Three questions with NGT part 2.
Yesterday I shared the three most popular questions that Dr. Neil Degrasse Tyson hears.  In formulating my own questions I want to ask Dr. Tyson, I thought about the questions I hear most often.  Like NDT, I hear the same types of questions over and over again.  I thought about what my top three questions were.

Being a teacher, I do hear the same types of questions from my students.  But it is not only my students who ask me questions. Friends, family, even strangers all ask questions, so I factored those into my collection.

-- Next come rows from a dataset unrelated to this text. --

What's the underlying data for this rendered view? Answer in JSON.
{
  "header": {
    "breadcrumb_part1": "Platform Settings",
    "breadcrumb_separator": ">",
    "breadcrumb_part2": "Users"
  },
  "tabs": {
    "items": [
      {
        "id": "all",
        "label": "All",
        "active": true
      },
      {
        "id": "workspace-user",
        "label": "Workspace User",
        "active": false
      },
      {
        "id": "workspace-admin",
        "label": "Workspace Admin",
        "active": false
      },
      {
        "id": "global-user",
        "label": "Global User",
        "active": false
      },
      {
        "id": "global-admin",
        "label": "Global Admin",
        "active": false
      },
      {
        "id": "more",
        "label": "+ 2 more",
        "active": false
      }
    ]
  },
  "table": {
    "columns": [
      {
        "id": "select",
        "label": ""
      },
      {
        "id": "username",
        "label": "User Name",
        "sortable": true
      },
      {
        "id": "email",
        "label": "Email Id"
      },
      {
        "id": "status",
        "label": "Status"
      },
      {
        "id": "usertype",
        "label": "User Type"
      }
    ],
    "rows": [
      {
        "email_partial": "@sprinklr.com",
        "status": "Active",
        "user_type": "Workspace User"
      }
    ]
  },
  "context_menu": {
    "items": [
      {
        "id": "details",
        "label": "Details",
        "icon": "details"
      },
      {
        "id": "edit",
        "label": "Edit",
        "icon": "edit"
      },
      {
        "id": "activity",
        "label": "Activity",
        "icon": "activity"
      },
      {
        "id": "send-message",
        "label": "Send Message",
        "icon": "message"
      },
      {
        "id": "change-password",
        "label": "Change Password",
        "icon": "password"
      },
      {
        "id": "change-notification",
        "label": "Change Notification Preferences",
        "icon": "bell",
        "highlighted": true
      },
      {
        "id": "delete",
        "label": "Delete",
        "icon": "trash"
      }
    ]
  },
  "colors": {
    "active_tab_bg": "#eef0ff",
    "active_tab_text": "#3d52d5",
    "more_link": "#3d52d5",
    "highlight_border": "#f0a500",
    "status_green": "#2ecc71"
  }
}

In thinking about questions, one must eliminate the rhetorical and questions asked in polite conversation. Someone who works in customer service likely asks "How are you today?" over and over.  A person with a grouchy partner may hear "Are you listening to me?" more than any other question.  Those things don't count. (By the way, I do not work in customer service OR have a grouchy partner....)

I think the top question I am asked is in the classroom by my students.  It ususally begins with "I don't get it." or "I don't know how to.." but regardless of the class, whether it is a developmental algebra, a statistics, or a methods course, the crux of the question always boils down to "It's so easy when you do it- how did you know to do that?"

My reply to this question is very simple. Whatever problem I just solved or computation I just performed looked easy because it was easy.  It was easy because this is what I do for a living.  I eat, sleep, breathe mathematics. When you practice the same types of problems every day for years, they no longer are problems.  They just become something you do.  No one complains that Michael Phelps makes swimming the lenghth of the pool look easy.  That's what he does, and what he trains for.

The second most popular question I am asked is probably about my veganism. Unlike most vegans, the question I'm frequently asked isn't "Where do you get your protein?" it's generally along the lines of "Don't you miss it?" "Doesn't that smell/look good?"  or "But what about Bacon?"

My reply here is generally punctuated with a sigh. No, I don't miss it.  No, that doesn't smell or look good.  And nope, bacon does nothing for me.

The third question I get a lot is generally about books.  Because I am an avid reader, people often ask me about books.  "What's the best book you ever read?" "What was your favorite book this year?" "Who is your favorite author?" and "What should I read next?"

Since the whole topic of the three questions here started based on a book I read by Neil Degrasse Tyson, it is only fair that I address some of those book questions now.

My top ten books, at this moment, but in no particular order, are:

Ishmael, Daniel Quinn; Neverwear, Neil Gaiman; The time travelers wife, Audrey Niffengger; The world according to Garp, John Irving; Farenheit 451, Ray Bradbury; The blind watchmaker, Richard Dawkins; Fear and Loathing in Las Vegas and other short stories, Hunter S. Thompson; The dogs of Babel, Carolyn Parkhurst; The botany of desire, Michael Pollan; and Anne of Green Gables, L. M. Montgomery.

The best book I read in 2016 was 1Q84 by Haruki Murakami, I love that type of fantastical dystopia- it reminded me of Phillip K. Dick's The Man in High Castle, and Neal Stephenson's The Diamond Age. My favorite author of fiction is Neil Gaiman, who is releasing a new book next month, and I am excited to go hear him speak in New York TWICE in the next few months.  As far as what you should read next, I think you should read Sacrifice, a YA novel written by my friend, and fellow Patreon artist, Jorge Silva Rodighero. It's a nice read with great literary and historical references, and features an etherieal cast of characters.

In light of my off the wall questions I'd ask NDT (I'm sure he'll give me some side-eye for wanting a particle accelerator in my kitchen...) do you have any questions you'd like to ask me?  I'll do my best to answer them as well as NDT answere'd Andy Samberg on the whole weird robot sex issue....